For one thing, few of the listed players are “new” talents (most debuted between 1980 and 1999), or can be categorized as leaders of a post-Millennium generation of guitar heroes (no Avenged Sevenfold or Children of Bodom or My Chemical Romance or even an aging-but-still-vastly-influential-to-the-kids Zakk Wylde?). The guitarslingers of the past were reflections of their time. Hendrix, Clapton, Page, and Beck were big news from the first time they exploded upon the scene in the ’60s—and the same was true for the revered guitar heroes of the ’70s and ’80s. None of these players “ramped up” for a few years until the press said, “Whoa, these guys are good. We should call them the ‘new’ crop of guitar gods.”

More critically, the very idea of a guitar hero has morphed into something less, well, heroic.
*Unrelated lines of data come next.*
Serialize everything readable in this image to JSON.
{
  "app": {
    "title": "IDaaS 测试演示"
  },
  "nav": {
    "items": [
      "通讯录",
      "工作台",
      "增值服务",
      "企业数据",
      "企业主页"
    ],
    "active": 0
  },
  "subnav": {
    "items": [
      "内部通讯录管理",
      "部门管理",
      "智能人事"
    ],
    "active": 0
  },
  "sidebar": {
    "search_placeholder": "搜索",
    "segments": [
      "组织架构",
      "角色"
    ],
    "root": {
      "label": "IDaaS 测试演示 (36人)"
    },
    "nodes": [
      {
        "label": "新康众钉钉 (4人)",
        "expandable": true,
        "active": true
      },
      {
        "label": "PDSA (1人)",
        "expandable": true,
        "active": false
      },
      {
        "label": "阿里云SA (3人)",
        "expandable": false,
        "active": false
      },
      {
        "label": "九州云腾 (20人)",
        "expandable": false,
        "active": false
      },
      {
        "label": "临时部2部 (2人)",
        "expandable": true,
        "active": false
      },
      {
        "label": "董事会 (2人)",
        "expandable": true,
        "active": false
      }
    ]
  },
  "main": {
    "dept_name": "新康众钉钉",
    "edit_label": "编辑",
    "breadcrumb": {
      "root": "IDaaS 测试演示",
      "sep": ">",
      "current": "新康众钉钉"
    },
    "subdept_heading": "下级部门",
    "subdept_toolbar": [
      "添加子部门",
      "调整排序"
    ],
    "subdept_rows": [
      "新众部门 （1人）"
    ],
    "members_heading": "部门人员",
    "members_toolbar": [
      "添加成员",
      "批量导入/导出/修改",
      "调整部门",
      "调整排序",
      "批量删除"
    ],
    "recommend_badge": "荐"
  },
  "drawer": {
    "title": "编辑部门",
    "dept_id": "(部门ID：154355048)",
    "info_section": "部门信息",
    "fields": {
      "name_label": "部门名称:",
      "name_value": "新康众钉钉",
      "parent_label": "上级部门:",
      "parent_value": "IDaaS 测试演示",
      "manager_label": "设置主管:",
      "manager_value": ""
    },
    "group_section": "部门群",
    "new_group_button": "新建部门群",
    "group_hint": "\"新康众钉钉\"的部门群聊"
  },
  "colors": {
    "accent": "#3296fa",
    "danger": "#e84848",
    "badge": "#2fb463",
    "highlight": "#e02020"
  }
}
In an era where everything musical has been done, and even the best of today’s “commercial” guitarists ply tones and techniques established decades before, it’s near impossible to find players with astoundingly different approaches. We now reside in a more egalitarian guitar society where many are badasses, but few reach the stratospheric level of a Hendrix.

It would be great if journalists took the time to more accurately educate the greater public about guitarcraft, but, then again, if newspapers and news mags did do a good job of comprehensively detailing the wonders of the guitar, I guess there’d be little reason for Guitar Player to exist. So please continue to communicate your needs and desires through our forums, because we’re obsessed with being your number-one resource for the deep guitar lore that helps you sound better and play better. We know you, because we are you.

Keep up-to-date on the latest news
Get our Free Newsletter Here!


comments powered by Disqus


Reader Poll

How Often Do You Change Your Strings?

See results without voting »